• **TASK GOAL**
What follows is a set of records. Copy them exactly and leave out the images.

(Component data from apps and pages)
────────────────────────────────────────

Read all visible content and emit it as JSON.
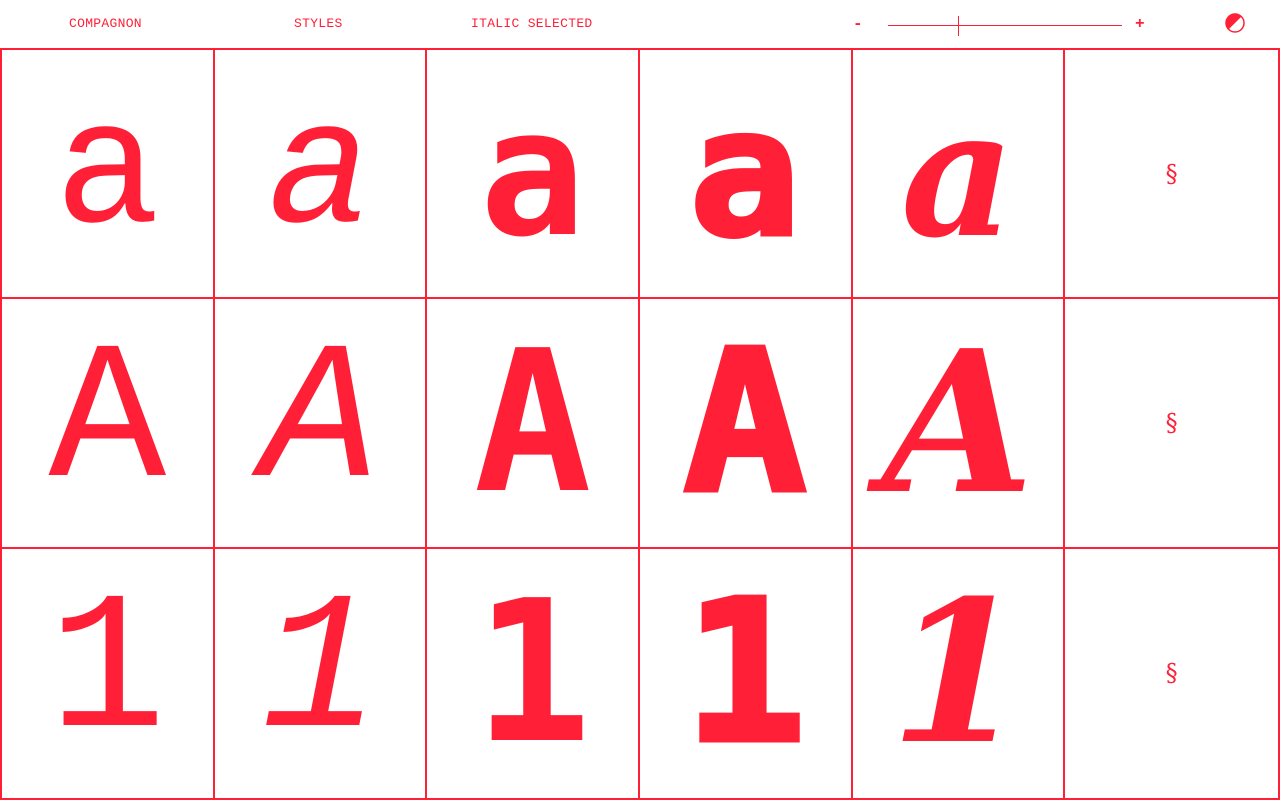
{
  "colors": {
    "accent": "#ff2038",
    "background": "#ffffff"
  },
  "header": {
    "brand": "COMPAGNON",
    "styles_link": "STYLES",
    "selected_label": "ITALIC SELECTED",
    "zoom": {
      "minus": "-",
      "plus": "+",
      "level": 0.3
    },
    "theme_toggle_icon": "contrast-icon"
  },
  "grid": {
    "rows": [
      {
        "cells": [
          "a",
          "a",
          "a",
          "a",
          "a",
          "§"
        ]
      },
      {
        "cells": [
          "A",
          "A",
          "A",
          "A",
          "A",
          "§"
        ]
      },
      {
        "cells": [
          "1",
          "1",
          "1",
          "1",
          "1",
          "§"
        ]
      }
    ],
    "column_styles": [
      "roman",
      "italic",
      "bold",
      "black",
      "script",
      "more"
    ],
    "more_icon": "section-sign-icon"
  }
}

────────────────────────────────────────

• **ANSWER SECTION**
Read all visible content and emit it as JSON.
{
  "colors": {
    "accent": "#ff2038",
    "background": "#ffffff"
  },
  "header": {
    "brand": "COMPAGNON",
    "styles_link": "STYLES",
    "selected_label": "ITALIC SELECTED",
    "zoom": {
      "minus": "-",
      "plus": "+",
      "level": 0.3
    },
    "theme_toggle_icon": "contrast-icon"
  },
  "grid": {
    "rows": [
      {
        "cells": [
          "a",
          "a",
          "a",
          "a",
          "a",
          "§"
        ]
      },
      {
        "cells": [
          "A",
          "A",
          "A",
          "A",
          "A",
          "§"
        ]
      },
      {
        "cells": [
          "1",
          "1",
          "1",
          "1",
          "1",
          "§"
        ]
      }
    ],
    "column_styles": [
      "roman",
      "italic",
      "bold",
      "black",
      "script",
      "more"
    ],
    "more_icon": "section-sign-icon"
  }
}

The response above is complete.